EPA - New Source Emission Standards
There is no shortage of federal issues impacting electricity markets as well. The EPA will be the focus of many of these ongoing debates. In September, the EPA issued new standards to regulate carbon from new power plants. President Obama directed the EPA to issue rules on emissions from existing sources, including power plants, by June 2014, and to finalize the new standards by June 2015. There continues to be a wide range of speculation on what approach EPA will take with respect to existing sources. We will just have to wait and see what actions are taken by the EPA.
Another issue that received considerable coverage in the fourth quarter was the cross-state air pollution rule, commonly referred to as the Transport Rule. This rule addresses certain upwind states whose emissions impact downwind states air quality standards. In August 2012, a DC Circuit Court struck down the Transport Rule on various grounds. The legal issues are complex and the DC Circuit Court’s ruling was appealed to the United States Supreme Court. On December 10th , the Supreme Court heard oral arguments in the case. Most commentators felt that the oral argument went very well for the EPA. Only eight justices heard the case (Justice Alito recused himself) and the EPA will need 5 votes to overturn the District Court’s ruling. A decision from the court is expected in June. Texas is one of the upwind states challenging the EPA rules.

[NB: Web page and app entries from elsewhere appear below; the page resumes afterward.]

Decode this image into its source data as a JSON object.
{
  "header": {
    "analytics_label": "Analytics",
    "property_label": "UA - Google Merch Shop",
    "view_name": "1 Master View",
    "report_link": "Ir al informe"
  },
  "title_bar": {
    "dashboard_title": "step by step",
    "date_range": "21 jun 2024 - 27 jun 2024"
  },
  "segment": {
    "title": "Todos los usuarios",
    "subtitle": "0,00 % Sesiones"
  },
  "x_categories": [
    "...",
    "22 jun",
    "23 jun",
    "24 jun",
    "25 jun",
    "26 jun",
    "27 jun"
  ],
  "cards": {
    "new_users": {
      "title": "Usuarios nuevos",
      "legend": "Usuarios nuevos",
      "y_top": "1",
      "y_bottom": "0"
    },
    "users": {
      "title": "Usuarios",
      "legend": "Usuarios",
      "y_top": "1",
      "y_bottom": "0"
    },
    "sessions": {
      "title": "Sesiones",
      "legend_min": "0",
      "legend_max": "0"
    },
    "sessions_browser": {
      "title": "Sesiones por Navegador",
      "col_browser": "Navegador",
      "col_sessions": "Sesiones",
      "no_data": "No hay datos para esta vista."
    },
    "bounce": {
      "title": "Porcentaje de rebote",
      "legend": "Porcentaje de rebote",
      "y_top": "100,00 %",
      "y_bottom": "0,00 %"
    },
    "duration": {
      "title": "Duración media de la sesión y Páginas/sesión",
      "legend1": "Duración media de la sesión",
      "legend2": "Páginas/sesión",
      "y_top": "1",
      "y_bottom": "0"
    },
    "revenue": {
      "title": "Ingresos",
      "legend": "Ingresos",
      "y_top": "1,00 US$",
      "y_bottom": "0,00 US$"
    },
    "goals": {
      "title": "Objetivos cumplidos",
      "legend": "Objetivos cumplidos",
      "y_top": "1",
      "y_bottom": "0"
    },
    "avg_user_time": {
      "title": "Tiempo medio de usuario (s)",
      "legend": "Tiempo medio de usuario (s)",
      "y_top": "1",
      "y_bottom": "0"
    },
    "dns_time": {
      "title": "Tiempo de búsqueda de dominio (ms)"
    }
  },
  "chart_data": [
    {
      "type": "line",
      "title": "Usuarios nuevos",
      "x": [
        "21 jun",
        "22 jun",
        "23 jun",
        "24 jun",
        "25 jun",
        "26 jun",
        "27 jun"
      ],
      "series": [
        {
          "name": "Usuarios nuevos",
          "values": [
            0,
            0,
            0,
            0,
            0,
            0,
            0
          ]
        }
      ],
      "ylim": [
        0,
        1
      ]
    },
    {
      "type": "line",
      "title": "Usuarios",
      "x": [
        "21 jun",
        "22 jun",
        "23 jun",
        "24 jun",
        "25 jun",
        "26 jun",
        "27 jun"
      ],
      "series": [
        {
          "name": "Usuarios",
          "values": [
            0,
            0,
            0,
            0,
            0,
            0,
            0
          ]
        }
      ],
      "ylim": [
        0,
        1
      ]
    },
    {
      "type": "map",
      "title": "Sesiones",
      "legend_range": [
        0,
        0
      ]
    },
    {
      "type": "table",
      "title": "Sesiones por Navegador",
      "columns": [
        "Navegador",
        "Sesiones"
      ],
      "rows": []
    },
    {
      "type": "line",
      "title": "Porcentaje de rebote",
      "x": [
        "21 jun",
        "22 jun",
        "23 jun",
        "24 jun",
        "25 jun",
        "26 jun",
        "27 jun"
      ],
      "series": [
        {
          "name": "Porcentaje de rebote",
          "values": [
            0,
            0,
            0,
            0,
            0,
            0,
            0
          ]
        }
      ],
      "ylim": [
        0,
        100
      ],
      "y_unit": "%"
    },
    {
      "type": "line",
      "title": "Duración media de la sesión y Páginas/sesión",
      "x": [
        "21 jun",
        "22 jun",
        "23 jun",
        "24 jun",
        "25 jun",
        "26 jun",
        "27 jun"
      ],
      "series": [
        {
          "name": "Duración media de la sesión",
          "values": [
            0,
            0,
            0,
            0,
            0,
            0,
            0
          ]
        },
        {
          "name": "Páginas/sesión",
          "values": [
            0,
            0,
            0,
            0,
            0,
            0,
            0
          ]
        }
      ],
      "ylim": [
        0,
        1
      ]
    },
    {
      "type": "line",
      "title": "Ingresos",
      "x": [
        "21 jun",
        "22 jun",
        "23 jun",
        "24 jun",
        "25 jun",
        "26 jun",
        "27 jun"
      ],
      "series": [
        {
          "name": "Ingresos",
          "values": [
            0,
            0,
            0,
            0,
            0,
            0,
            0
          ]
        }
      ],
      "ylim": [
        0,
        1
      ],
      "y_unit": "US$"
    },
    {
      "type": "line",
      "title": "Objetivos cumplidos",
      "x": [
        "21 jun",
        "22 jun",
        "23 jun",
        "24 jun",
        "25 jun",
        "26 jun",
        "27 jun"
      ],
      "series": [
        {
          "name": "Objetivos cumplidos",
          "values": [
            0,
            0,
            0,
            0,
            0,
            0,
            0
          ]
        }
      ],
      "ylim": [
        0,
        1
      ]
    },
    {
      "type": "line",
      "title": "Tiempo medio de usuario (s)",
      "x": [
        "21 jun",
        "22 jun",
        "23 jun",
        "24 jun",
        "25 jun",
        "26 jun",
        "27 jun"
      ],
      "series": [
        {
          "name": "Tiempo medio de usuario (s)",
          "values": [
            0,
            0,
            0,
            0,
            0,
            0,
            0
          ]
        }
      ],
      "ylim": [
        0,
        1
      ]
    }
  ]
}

A favorable ruling from the Supreme Court will put additional pressure on existing coal fired generators in Texas and other upwind states.
As you can see, there is much to watch in 2014. We will do our best to keep you informed of continued changes and developments as the deregulated energy market continues to evolve.